It's time for my review of Honey.
This week I had the pleasure of making my first visit to 'The Cockpit' in Marylebone to see the enchanting tale of Honey, written and directed by Tiffany Hosking.
A patchwork of life in the Welsh mountains, Honey is an intimate story that intricately weaves together the lives of a boy with autism who loves to dance, his mother and her tattoo-artist sister, and those that want to love them. I found the storyline of Honey to be exceedingly engaging. For 2 hours, from beginning to end, I was engrossed within the play. Hosking's writing is utterly gripping. The dynamics and changing relationships between the four characters makes for fascinating viewing. All four characters have subtle progressions at the play goes on, which was particularly interesting to observe. The story felt very true to life, and it seemed as if these characters could have easily been real people. Additionally, I was rather impressed with the way in which the play tackles the subject of autism. Its portrayal of a 22 year old suffering with severe autism was particularly moving, and the dedication shown by his family was inspiring.
As Anwen, the devoted Mother of Caron, Vey Straker gives a heartwarming portrayal. The character makes multiple sacrifices for her autistic son and is extremely dedicated to him, which I felt Straker perfectly encaptured in her performance. Additionally, she had an exceptional Welsh accent that didn't falter whatsoever throughout the course of the play. Callan Durrant, in the role of autistic son Caron, only speaks once throughout the duration of the play, however despite this Durrant creates an outstanding characterisation. His soliloquy which provides Caron with a voice to present his views on living life with autism was rather powerful. Portraying Caron's aunt, Celandine, is Jemma Lewis. Lewis has also created a wonderful characterisation for Celandine, the caring sister and aunt who is willing to give her all to help those around her. The warmth and kind-heartededness of Celandine is wonderfully performed. I felt that the scenes where Lewis truly shined was when Celandine would dance with her nephew. Choosing to dance like a bee with her nephew, real and heartwarming humanity was shown. I found that those particular scenes provided examples that you do not need to have dialogue to show connection, humanity and compassion. Jenni Lea Jones, as half-sister Armes, is also outstanding. Throughout the play, Jones makes it easy for the audience to have sympathy for her character, excellently showing her pain and struggles during her soliloquy's.
The lighting, which has been designed by Ben Hughes, is superlative and highly effective.

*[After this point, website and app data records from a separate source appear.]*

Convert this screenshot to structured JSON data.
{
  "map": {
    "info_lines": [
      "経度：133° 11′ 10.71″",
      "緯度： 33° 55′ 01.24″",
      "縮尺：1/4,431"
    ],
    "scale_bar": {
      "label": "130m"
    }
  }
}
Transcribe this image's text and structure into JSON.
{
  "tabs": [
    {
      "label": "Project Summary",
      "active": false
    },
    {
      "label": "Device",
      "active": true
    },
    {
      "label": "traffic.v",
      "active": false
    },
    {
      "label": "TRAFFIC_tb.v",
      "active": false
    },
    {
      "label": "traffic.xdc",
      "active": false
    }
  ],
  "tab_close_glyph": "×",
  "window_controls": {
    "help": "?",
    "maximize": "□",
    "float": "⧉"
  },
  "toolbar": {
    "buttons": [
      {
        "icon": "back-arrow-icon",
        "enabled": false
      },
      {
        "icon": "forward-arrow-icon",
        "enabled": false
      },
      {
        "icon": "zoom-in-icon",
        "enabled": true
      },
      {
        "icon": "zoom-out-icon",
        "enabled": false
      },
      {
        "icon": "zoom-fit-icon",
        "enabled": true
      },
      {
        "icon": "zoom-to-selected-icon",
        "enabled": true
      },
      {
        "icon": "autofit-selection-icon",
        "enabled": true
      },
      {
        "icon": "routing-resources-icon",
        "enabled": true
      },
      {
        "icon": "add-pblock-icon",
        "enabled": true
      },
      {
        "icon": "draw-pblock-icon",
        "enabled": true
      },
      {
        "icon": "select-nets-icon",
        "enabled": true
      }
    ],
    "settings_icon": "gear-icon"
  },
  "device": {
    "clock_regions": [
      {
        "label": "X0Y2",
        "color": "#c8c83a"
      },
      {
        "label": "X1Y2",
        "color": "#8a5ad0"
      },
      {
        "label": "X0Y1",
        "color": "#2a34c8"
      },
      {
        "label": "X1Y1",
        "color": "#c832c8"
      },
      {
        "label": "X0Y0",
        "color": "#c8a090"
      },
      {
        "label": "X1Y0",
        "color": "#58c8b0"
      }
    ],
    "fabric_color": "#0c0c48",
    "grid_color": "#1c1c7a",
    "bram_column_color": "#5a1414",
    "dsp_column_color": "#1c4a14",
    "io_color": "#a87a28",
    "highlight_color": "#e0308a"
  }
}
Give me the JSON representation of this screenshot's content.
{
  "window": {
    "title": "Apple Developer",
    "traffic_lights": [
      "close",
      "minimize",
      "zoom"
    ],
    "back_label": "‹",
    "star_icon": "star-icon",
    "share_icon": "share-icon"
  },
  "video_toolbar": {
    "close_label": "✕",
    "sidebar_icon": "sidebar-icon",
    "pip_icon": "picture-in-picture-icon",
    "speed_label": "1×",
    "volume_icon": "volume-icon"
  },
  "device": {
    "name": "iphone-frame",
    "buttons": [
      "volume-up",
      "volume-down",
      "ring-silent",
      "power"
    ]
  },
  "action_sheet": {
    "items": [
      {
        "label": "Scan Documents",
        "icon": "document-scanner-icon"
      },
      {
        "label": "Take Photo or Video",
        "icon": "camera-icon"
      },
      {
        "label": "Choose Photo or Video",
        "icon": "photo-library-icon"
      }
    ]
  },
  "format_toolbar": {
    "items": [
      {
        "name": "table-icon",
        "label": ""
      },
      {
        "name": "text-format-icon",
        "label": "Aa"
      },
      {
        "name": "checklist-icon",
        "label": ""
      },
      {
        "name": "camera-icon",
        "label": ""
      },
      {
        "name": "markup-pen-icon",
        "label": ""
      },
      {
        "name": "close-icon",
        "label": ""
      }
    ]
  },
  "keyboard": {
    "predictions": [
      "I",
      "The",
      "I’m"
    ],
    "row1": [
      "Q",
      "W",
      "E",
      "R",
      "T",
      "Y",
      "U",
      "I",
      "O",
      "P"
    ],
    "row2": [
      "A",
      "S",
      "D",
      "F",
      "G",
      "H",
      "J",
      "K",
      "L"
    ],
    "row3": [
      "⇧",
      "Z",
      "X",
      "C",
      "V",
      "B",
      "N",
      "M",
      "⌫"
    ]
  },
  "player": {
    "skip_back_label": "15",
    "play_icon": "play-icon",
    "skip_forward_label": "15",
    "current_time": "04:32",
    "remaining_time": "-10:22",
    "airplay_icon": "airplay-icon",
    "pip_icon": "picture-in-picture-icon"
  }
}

I particularly liked the use of the spotlights, as well as the glowing honey pots which are used during moments of darkness.
The featured star of Honey is, drum roll please... JEMMA LEWIS!
Lewis's characterisation and portrayal of Celandine is excellent. The sequences in which the character of Celandine dances with her autistic nephew are charming and real signs of humanity are clearly shown. Jemma Lewis was utterly faultless!